TASK DESCRIPTION ::
Copy out each line below in which the string "time" appears.

GIVEN RECORDS ::
- - - - -

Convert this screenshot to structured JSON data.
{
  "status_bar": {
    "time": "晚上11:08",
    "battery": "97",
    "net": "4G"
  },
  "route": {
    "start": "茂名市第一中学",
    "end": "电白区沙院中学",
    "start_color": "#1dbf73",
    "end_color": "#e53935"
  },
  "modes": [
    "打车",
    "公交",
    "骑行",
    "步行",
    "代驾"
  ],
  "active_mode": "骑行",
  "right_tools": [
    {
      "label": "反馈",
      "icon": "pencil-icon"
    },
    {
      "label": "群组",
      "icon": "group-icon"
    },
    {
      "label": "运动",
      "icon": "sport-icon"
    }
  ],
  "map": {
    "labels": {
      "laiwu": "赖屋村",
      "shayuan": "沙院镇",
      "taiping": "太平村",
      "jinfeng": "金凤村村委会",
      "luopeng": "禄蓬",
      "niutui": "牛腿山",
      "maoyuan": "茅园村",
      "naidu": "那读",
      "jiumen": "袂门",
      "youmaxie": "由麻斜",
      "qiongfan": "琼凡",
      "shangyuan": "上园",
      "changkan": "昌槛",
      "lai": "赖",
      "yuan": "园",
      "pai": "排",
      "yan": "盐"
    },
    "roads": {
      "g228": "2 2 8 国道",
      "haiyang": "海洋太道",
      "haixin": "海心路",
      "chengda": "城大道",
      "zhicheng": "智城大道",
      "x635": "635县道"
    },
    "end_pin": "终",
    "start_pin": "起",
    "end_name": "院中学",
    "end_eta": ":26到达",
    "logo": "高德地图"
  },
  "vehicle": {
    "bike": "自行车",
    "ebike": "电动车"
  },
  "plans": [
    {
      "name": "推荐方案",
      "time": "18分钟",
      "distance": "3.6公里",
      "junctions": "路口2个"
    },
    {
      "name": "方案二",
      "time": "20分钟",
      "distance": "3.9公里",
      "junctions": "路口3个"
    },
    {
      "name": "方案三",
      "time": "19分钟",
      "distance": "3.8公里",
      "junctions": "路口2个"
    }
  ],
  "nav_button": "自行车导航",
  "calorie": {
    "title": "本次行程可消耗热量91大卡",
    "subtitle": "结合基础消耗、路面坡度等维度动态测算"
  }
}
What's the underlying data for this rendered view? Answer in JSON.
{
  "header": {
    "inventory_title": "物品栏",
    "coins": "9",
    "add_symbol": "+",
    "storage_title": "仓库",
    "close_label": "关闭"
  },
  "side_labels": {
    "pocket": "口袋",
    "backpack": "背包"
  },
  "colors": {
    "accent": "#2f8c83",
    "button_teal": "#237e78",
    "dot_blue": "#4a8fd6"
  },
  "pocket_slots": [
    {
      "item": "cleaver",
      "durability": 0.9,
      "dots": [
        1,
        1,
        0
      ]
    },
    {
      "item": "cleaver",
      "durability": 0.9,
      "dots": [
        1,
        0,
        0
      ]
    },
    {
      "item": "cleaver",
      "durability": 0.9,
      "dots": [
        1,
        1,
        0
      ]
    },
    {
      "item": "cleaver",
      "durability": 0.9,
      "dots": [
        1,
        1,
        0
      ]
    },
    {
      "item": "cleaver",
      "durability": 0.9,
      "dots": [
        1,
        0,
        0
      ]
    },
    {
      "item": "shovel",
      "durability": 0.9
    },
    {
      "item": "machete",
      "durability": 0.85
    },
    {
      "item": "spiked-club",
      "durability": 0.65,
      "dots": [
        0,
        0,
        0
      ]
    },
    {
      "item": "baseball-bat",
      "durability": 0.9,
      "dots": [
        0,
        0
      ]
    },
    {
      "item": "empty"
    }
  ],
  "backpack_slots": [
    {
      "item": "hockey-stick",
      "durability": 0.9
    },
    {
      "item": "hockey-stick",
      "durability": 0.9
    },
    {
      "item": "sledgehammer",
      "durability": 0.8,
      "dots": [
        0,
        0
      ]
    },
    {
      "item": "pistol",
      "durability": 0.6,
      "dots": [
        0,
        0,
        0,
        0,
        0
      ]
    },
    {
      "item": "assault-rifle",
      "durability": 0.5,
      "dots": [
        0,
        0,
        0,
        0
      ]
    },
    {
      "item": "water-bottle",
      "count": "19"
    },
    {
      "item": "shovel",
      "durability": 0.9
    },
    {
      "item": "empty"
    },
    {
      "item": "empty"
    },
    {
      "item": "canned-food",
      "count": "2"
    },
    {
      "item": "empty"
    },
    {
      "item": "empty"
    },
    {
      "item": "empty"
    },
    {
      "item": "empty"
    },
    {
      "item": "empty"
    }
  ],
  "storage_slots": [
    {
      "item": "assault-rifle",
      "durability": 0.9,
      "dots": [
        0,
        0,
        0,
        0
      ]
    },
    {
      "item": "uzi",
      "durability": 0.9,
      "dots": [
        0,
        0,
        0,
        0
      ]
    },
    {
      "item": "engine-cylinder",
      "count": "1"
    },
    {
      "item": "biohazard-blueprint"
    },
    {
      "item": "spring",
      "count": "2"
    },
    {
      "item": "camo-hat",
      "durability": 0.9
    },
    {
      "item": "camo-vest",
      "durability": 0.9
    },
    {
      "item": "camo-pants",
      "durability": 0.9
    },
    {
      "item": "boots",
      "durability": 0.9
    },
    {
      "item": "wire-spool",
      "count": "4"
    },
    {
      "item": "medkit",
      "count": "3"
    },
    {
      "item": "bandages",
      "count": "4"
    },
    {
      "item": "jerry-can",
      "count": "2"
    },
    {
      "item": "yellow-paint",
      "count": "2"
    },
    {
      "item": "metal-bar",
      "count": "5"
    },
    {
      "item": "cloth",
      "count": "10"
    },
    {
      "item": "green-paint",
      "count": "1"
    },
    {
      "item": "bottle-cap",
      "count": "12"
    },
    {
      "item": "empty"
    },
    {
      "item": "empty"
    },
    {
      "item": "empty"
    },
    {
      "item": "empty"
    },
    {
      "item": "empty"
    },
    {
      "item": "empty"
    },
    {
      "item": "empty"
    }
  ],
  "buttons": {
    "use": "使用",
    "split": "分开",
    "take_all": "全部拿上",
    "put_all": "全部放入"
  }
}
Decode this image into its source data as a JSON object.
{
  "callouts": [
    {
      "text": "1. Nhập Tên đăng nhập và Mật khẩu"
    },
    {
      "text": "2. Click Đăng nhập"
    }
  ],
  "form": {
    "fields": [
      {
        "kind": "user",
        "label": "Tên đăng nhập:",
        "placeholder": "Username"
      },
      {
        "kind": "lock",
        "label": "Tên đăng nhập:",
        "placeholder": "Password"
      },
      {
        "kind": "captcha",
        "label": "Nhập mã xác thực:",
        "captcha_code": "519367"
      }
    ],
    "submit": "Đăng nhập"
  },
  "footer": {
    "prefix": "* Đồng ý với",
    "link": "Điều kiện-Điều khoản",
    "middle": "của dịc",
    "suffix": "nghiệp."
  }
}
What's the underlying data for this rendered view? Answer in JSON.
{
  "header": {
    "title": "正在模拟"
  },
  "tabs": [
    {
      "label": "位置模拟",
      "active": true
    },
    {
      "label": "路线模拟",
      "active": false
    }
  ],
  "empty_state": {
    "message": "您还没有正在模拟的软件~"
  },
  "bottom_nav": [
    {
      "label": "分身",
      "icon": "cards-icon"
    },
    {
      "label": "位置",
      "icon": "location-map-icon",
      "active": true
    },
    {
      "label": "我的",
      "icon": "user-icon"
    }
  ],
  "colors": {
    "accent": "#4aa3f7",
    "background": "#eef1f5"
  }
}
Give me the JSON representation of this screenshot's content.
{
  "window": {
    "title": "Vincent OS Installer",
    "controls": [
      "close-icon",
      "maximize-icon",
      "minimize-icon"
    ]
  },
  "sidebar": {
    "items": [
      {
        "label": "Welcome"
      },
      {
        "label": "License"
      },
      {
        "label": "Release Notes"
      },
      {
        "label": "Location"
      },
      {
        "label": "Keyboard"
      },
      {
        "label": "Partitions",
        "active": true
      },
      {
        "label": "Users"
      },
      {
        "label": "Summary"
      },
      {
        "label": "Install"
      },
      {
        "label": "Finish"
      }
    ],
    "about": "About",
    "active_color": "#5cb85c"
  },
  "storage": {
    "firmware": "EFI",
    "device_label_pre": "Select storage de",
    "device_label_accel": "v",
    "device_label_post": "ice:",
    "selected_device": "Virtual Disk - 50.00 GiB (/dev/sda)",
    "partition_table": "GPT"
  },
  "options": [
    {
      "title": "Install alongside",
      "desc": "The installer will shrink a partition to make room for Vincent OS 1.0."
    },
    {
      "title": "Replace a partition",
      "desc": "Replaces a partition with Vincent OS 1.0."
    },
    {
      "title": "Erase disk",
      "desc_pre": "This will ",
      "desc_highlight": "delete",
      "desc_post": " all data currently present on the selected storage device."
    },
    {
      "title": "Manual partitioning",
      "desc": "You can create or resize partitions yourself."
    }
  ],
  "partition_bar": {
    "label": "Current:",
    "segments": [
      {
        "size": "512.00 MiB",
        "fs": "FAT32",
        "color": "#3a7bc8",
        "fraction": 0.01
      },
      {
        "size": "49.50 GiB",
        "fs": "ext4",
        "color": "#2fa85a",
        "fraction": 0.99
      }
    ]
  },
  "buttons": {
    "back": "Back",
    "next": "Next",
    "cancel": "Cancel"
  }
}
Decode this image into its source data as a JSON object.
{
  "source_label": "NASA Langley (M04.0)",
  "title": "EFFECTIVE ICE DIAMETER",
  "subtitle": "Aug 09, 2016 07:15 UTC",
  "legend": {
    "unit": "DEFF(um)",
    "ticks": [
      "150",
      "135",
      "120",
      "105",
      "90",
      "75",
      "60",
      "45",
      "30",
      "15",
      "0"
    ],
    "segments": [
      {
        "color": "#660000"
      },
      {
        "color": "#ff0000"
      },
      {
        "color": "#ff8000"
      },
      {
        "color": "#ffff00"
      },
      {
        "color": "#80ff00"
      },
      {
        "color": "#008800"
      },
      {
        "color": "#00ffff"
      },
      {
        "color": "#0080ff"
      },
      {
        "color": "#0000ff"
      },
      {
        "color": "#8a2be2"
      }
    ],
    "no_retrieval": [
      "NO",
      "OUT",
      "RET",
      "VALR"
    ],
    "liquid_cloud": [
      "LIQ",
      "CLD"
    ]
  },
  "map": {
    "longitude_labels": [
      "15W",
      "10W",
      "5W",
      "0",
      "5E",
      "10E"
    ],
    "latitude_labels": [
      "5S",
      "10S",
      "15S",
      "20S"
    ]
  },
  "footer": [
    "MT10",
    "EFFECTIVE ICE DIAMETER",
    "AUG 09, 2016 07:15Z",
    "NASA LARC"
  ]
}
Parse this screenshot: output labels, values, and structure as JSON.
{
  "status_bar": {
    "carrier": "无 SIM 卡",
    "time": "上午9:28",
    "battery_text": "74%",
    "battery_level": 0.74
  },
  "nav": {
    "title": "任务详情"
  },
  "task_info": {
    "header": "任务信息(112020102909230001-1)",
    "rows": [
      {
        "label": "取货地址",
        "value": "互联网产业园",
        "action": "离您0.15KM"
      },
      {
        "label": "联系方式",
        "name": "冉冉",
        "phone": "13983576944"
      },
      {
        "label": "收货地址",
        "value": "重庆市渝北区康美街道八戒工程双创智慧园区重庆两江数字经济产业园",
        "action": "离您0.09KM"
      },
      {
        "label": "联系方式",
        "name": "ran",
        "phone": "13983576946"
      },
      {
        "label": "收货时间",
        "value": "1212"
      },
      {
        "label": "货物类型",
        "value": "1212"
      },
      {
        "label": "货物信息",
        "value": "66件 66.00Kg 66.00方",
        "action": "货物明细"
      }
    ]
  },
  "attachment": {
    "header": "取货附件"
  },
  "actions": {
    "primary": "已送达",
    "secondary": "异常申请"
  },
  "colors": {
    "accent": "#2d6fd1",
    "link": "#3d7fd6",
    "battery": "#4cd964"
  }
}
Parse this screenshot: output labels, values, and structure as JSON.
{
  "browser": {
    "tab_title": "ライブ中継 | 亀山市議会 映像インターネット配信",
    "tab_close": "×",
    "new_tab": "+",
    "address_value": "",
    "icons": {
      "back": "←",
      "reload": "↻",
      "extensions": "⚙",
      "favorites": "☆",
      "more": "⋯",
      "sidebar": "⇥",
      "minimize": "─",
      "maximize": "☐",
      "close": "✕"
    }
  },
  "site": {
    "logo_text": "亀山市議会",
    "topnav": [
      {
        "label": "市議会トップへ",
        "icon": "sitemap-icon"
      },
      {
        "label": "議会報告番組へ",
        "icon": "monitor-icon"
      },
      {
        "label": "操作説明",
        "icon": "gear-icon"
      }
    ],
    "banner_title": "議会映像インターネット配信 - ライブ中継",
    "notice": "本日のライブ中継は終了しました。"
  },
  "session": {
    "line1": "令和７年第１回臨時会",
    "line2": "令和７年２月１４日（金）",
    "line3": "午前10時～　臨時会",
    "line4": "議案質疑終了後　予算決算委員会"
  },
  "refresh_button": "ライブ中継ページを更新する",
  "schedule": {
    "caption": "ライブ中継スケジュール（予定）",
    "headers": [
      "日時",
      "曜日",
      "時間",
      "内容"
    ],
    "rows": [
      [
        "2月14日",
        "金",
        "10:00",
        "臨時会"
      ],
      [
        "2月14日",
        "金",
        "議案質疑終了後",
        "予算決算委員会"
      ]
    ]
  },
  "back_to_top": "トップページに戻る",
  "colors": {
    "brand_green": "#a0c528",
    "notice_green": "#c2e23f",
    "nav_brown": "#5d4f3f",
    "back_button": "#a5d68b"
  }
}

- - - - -

TASK SOLUTION ::
    "time": "晚上11:08",
      "time": "18分钟",
      "time": "20分钟",
      "time": "19分钟",
    "time": "上午9:28",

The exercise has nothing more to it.